PROBLEM TO SOLVE:
Once you have read the entries, copy all of them exactly.

***** RECORDED DATA *****

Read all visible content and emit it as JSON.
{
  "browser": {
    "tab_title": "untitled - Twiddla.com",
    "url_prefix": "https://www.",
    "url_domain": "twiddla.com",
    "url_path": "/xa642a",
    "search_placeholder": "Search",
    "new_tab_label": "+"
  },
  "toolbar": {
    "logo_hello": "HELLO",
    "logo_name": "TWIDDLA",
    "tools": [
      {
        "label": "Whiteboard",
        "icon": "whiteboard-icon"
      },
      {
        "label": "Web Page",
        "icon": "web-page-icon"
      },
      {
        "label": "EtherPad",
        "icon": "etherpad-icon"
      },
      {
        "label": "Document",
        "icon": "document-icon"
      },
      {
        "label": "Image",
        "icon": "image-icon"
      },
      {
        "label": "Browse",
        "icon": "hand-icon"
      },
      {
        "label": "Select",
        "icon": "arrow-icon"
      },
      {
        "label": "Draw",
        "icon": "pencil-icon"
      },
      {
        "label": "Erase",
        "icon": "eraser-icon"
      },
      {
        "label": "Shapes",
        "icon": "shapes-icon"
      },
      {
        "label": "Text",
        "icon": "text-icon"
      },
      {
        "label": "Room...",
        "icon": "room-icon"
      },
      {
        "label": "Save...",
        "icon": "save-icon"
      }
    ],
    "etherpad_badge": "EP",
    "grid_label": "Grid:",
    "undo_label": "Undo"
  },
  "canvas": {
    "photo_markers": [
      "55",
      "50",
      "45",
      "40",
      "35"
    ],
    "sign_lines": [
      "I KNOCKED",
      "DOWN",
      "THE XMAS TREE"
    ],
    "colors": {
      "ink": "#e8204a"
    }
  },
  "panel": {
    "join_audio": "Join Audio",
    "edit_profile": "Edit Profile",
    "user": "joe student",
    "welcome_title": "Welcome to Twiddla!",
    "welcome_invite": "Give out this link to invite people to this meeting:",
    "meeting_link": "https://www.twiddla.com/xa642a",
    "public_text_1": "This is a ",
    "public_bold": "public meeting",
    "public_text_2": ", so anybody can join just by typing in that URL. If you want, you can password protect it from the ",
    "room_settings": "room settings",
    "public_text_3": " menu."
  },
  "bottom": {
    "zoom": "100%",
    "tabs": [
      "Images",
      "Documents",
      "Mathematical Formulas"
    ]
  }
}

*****

TASK SOLUTION:
Read all visible content and emit it as JSON.
{
  "browser": {
    "tab_title": "untitled - Twiddla.com",
    "url_prefix": "https://www.",
    "url_domain": "twiddla.com",
    "url_path": "/xa642a",
    "search_placeholder": "Search",
    "new_tab_label": "+"
  },
  "toolbar": {
    "logo_hello": "HELLO",
    "logo_name": "TWIDDLA",
    "tools": [
      {
        "label": "Whiteboard",
        "icon": "whiteboard-icon"
      },
      {
        "label": "Web Page",
        "icon": "web-page-icon"
      },
      {
        "label": "EtherPad",
        "icon": "etherpad-icon"
      },
      {
        "label": "Document",
        "icon": "document-icon"
      },
      {
        "label": "Image",
        "icon": "image-icon"
      },
      {
        "label": "Browse",
        "icon": "hand-icon"
      },
      {
        "label": "Select",
        "icon": "arrow-icon"
      },
      {
        "label": "Draw",
        "icon": "pencil-icon"
      },
      {
        "label": "Erase",
        "icon": "eraser-icon"
      },
      {
        "label": "Shapes",
        "icon": "shapes-icon"
      },
      {
        "label": "Text",
        "icon": "text-icon"
      },
      {
        "label": "Room...",
        "icon": "room-icon"
      },
      {
        "label": "Save...",
        "icon": "save-icon"
      }
    ],
    "etherpad_badge": "EP",
    "grid_label": "Grid:",
    "undo_label": "Undo"
  },
  "canvas": {
    "photo_markers": [
      "55",
      "50",
      "45",
      "40",
      "35"
    ],
    "sign_lines": [
      "I KNOCKED",
      "DOWN",
      "THE XMAS TREE"
    ],
    "colors": {
      "ink": "#e8204a"
    }
  },
  "panel": {
    "join_audio": "Join Audio",
    "edit_profile": "Edit Profile",
    "user": "joe student",
    "welcome_title": "Welcome to Twiddla!",
    "welcome_invite": "Give out this link to invite people to this meeting:",
    "meeting_link": "https://www.twiddla.com/xa642a",
    "public_text_1": "This is a ",
    "public_bold": "public meeting",
    "public_text_2": ", so anybody can join just by typing in that URL. If you want, you can password protect it from the ",
    "room_settings": "room settings",
    "public_text_3": " menu."
  },
  "bottom": {
    "zoom": "100%",
    "tabs": [
      "Images",
      "Documents",
      "Mathematical Formulas"
    ]
  }
}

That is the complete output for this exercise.